▶ DIRECTIONS: This exercise calls for every line of the data below with the string "heading" in it.

▶ THE RECORDS:
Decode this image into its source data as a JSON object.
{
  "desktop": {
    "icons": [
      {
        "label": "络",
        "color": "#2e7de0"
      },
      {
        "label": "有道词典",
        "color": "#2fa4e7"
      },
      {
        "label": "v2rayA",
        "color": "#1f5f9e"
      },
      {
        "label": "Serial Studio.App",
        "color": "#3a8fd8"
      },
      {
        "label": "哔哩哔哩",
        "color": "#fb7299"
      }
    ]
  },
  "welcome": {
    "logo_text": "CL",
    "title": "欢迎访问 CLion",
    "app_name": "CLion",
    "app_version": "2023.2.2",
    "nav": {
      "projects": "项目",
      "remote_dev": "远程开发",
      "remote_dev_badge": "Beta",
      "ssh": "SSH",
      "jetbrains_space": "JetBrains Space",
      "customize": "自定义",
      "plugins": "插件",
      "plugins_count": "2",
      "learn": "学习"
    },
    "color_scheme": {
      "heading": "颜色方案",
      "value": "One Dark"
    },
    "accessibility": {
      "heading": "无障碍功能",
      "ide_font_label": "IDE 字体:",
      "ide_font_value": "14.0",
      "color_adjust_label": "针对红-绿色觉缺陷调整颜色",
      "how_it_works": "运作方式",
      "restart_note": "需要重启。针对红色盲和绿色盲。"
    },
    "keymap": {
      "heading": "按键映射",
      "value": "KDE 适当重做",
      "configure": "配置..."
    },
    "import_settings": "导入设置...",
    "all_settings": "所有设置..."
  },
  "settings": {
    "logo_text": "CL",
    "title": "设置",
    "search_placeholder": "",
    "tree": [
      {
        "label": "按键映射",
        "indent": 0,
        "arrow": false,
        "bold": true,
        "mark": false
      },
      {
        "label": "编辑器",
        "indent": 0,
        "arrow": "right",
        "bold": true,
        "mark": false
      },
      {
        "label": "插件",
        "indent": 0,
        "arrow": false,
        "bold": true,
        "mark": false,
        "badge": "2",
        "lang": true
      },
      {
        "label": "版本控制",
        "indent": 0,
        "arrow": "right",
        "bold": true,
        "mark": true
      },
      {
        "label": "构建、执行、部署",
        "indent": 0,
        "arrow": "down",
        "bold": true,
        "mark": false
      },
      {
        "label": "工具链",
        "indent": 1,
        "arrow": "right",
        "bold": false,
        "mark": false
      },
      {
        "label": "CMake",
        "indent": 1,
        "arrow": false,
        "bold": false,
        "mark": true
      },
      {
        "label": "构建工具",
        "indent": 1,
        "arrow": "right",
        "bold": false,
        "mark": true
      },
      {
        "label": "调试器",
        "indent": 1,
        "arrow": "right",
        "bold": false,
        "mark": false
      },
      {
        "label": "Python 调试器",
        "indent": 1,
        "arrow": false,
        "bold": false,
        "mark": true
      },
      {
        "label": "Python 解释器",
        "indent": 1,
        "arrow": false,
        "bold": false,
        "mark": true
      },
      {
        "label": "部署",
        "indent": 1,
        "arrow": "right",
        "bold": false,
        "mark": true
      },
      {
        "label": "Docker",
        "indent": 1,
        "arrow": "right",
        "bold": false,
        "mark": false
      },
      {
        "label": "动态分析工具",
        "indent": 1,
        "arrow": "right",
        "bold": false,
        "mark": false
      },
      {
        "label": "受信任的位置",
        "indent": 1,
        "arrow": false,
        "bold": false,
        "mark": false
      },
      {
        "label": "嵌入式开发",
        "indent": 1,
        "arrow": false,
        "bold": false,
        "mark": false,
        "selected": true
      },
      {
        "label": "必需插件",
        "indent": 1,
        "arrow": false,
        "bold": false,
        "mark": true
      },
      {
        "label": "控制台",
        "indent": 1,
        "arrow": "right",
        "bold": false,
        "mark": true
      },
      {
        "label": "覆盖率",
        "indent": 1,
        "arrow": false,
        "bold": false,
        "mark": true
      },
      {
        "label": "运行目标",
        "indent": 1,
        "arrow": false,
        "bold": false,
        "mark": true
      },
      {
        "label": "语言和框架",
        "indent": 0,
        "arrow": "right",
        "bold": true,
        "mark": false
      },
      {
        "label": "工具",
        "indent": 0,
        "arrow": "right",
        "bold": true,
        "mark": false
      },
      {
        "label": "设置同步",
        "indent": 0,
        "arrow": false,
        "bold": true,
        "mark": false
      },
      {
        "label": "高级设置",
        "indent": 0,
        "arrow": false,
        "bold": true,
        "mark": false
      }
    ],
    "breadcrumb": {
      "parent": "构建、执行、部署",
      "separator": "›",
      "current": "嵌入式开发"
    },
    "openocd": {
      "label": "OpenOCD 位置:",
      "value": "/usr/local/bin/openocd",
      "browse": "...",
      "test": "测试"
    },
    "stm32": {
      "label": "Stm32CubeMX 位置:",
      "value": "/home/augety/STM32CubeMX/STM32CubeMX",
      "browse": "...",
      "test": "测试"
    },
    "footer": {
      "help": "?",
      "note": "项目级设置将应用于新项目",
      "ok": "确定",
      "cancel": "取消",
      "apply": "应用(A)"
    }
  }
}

▶ ANSWER FOR THIS EXERCISE:
      "heading": "颜色方案",
      "heading": "无障碍功能",
      "heading": "按键映射",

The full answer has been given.